It was a good idea to involve Tom directly. We explained all of this to Tom, he agreed with us about the safety issue and immediately suggested a new design: Make a normal-sized swing door that would be used for entry/exit from the house, and make the rest of the space a large pivot door that would be used only to open up the wall and can only be unlocked by adults. It seemed like such an obvious idea once he said it that we were surprised none of us (Gay, me, Dan, Todd, Jim, Doug or Mark) thought of it in the last couple weeks. That’s why Tom is paid the big bucks. Tom and Jim spent a few minutes working out the details and we were happy.
The second issue we wanted Tom’s opinion on was the guard rails on the deck. We didn’t like any of the designs. Frankly, we didn’t want a guard rail at all because it ruins the visual effect of the deck as a flat plane. It turns out that Tom hates guard rails because he hasn’t seen a good design, so his first reaction was to get rid of them. Guard rails exist solely due to safety code laws, so people don’t fall off high things. Even the guard rails we were considering are going to be illegal next year (Canada has already banned them) when the code changes because, with horizontal bars or cables, kids can still climb them and fall over the other side. The limit is 30 inches. If the deck or staircase is 30 or more inches off the ground, you have to have a guard rail. So we can either lower the deck or raise the ground and not have to have a guard rail at all. We can’t lower the deck, but we can build a planter around the deck high enough to make a fall safe. Another good solution by Tom.
The third issue was one we didn’t think Tom would be able to help with, but we asked anyway. The interior designers were trying to design cabinetry for the family room wall. They were working on it for a few weeks but we didn’t like any of the drawings so far. In the kitchen, we’re trying to bridge the traditional Craftsman/”old-world” design with a more modern design and they did a great job with that. Because the family room and kitchen are one big room, the transition has to be subtle. The problem is that the family room wall will have a TV on it that we want to hide. For our current house, they designed a wall unit in our bedroom that completely hides the TV, yet in plain sight. We wanted that, but not as modern-looking. They did a cabinetry design that looks like woodwork you see in the rest of the house, but then the TV becomes an anachronism. As Gay says, it looks like we built “a tribute to a TV”. If it looks too modern, the entire room looks like we built an addition to the house. We needed something in-between. Tom thought about it for a few minutes, asked us how the kitchen will look and, after a few minutes, suggested building the cabinetry out of hot-rolled blackened steel. Steel looks both modern and old at the same time. It also will kind of match the (blackened) steel shelving we’re going to have along one wall in the kitchen. Perfect.
Tom helped us with some other minor things like the barn doors material (suggested reclaimed wood) in the kitchen and on our offices before our hour was up and he had to go. We spent some more time with Todd and Jim talking about other things and then it was time to go.

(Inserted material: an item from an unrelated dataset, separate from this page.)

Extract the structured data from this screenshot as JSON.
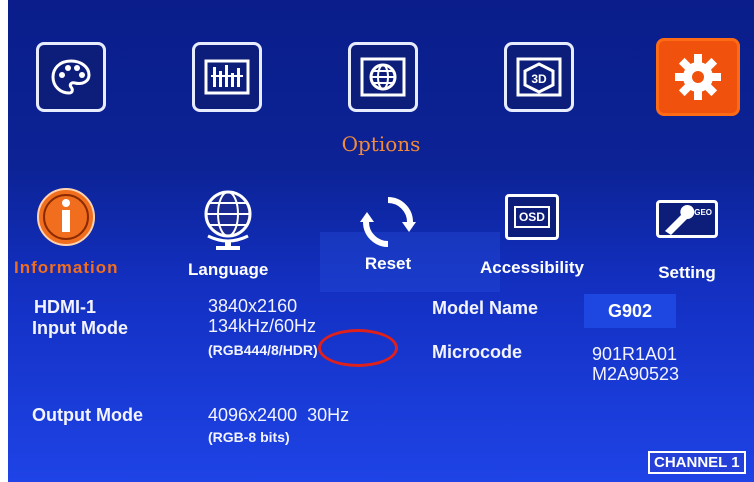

An hour of Tom’s time is expensive, but in the end, he saved us a ton of money (and time) so it’s money well-spent. It’s fun to watch someone like him work.